*** Records provided Section Begins ***
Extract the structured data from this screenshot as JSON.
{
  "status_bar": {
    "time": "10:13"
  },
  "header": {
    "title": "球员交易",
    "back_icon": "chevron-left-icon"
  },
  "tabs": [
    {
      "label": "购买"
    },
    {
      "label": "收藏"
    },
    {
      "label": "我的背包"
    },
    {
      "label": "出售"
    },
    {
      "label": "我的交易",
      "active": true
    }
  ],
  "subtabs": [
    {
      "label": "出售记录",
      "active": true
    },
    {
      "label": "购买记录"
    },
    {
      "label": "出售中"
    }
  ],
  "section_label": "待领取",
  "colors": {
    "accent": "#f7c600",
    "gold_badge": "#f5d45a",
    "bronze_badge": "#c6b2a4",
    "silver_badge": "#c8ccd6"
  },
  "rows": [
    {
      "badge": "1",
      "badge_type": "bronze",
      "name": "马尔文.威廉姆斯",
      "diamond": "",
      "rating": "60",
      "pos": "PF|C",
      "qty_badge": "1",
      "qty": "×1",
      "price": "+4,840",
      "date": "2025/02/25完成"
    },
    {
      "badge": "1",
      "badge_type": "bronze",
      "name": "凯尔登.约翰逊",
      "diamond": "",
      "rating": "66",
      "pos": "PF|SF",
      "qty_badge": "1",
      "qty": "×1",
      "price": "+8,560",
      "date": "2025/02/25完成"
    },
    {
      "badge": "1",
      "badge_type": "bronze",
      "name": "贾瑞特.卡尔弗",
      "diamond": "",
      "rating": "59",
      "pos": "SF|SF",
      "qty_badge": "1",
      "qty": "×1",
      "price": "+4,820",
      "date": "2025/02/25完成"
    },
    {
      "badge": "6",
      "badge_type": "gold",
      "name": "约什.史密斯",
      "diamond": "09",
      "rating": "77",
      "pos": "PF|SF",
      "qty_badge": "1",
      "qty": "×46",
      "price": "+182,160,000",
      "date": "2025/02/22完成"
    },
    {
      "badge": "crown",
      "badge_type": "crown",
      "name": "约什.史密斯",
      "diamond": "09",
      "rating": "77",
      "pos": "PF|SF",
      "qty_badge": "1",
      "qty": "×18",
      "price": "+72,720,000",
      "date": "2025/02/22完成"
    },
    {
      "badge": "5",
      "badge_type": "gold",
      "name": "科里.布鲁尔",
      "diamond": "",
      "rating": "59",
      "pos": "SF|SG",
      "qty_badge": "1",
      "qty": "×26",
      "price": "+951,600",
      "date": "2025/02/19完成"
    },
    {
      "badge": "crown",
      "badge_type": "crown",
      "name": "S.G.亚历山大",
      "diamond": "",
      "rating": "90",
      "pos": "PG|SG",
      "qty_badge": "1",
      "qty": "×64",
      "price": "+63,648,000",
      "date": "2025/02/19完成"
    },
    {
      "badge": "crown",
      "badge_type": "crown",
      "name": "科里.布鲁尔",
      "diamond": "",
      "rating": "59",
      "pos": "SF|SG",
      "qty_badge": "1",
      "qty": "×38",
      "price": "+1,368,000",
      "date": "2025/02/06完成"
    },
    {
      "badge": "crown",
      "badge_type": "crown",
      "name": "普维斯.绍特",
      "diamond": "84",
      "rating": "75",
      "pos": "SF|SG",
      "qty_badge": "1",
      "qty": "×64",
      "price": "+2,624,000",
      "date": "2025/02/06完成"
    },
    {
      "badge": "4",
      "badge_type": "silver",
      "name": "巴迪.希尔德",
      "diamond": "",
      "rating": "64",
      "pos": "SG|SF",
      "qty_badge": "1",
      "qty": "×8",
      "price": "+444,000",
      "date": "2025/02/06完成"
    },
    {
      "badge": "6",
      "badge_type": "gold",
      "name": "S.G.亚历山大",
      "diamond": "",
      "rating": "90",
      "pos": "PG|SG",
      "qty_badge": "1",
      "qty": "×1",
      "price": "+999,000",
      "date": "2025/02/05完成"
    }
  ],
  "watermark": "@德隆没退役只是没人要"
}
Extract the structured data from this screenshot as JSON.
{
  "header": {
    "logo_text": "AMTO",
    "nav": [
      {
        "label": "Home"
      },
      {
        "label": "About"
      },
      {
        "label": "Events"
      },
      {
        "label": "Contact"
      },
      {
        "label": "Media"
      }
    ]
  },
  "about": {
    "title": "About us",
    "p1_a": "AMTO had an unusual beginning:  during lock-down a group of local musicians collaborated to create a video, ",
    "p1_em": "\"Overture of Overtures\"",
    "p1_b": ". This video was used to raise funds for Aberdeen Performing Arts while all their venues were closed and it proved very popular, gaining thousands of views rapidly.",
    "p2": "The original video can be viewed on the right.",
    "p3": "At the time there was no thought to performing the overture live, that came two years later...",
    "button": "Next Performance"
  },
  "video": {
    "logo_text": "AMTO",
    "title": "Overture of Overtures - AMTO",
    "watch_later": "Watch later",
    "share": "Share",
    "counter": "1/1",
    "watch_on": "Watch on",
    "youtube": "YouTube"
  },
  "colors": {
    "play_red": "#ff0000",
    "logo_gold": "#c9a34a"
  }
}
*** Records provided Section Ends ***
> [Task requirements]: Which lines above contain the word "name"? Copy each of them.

> [Expected output]:
      "name": "马尔文.威廉姆斯",
      "name": "凯尔登.约翰逊",
      "name": "贾瑞特.卡尔弗",
      "name": "约什.史密斯",
      "name": "约什.史密斯",
      "name": "科里.布鲁尔",
      "name": "S.G.亚历山大",
      "name": "科里.布鲁尔",
      "name": "普维斯.绍特",
      "name": "巴迪.希尔德",
      "name": "S.G.亚历山大",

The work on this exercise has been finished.